Fresh Produce From the Farm to Your Work Desk

By Brandon Blanchard, Senior Project Environmental Engineer at Pare

Recently, several Pare employees enrolled in the Veggie Box program offered by Farm Fresh Rhode Island. Every week, Farm Fresh delivers boxes of fresh, local produce to our Lincoln, RI office and several other locations across the State. Each box includes a variety of fruit, vegetables, and herbs harvested from farms throughout Rhode Island and southeastern Massachusetts.

The contents of the box change with the seasons to ensure that only the freshest produce is selected – you can taste the difference! A box earlier this summer included seasonal greens, such as Swiss chard and arugula, carrots, celery, several ears of corn, and large, juicy blueberries. A weekly newsletter identifies the farm from which each item was harvested and shares several recipe ideas to make using your produce easy.

Veggie Box(Only vegetables harvested at the peak of their freshness make it into the box)

Veggie Box is a great way to support area farms while ensuring that your family gets fresh, nutritious fruits and vegetables. Buying from local farmers helps preserve open space and means your food doesn’t travel as far to get to you. Farm Fresh schedules their drop-offs as efficiently as possible to minimize delivery trips throughout the State.

veggie 5Visit the Farm Fresh website or their Veggie Box page to learn more, including ways that you can enroll in the program. There are public drop-off locations all over Rhode Island, including some in your hometown!

Want to be a LEED AP or GA. . . yes there is an app for that!

Do you want to become a LEED GA (Green Associate) or LEED AP (Accredited Professional) but just don’t know if you have the time?  Well no more excuses, you can study on the go with flashcards, a study guide and even study sessions right on your phone.  Isn’t technology great?

Here are just a few options to explore:

www.greenedu.com/leed-mobile-apps

http://www.housingzone.com/appcenter/leed-app-%E2%80%93-ga

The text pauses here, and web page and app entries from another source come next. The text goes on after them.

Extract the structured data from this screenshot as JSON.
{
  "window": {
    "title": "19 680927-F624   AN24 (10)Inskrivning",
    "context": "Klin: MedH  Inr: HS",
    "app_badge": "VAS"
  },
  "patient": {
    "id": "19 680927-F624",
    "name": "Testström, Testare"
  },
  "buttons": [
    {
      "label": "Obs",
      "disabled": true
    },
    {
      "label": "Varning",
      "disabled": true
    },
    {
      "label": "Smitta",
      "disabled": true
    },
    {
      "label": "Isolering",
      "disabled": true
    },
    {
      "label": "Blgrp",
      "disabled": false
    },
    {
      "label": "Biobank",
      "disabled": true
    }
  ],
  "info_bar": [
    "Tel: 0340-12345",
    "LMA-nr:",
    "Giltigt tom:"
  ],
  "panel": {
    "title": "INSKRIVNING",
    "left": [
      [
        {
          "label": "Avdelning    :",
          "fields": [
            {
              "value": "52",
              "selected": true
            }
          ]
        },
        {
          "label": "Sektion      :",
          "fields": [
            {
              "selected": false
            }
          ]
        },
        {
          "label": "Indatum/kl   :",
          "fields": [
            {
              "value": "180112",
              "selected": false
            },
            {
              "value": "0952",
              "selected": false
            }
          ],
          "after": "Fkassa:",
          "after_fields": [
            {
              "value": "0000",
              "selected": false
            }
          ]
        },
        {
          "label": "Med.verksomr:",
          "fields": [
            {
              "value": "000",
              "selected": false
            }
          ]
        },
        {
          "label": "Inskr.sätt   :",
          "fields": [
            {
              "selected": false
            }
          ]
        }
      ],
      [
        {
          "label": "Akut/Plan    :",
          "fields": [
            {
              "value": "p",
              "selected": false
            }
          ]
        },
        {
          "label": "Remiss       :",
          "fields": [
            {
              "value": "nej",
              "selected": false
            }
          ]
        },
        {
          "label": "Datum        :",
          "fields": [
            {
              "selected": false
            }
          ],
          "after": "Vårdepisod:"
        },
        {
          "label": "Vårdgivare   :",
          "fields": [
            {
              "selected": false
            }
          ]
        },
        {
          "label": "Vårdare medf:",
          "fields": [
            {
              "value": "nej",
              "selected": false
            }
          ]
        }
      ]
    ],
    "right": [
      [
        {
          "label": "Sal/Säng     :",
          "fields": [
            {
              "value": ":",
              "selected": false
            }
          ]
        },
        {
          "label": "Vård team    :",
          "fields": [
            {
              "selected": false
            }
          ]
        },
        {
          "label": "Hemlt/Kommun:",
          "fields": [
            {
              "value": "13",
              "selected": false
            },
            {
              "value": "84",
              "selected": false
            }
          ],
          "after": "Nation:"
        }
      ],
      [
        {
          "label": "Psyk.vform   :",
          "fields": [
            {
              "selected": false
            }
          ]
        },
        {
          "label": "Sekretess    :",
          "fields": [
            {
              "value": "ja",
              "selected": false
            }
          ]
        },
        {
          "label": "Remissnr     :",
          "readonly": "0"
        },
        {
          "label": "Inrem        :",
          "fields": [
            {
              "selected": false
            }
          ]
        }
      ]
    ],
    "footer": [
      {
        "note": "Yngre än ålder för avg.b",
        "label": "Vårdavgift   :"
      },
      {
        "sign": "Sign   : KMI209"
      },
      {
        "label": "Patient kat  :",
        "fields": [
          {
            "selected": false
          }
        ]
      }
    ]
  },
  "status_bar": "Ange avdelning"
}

https://itunes.apple.com/us/app/leed-study-guide/id405852353

If you are interested in studying for the LEED GA test, please let one of your SDC representatives know and we can help you get started.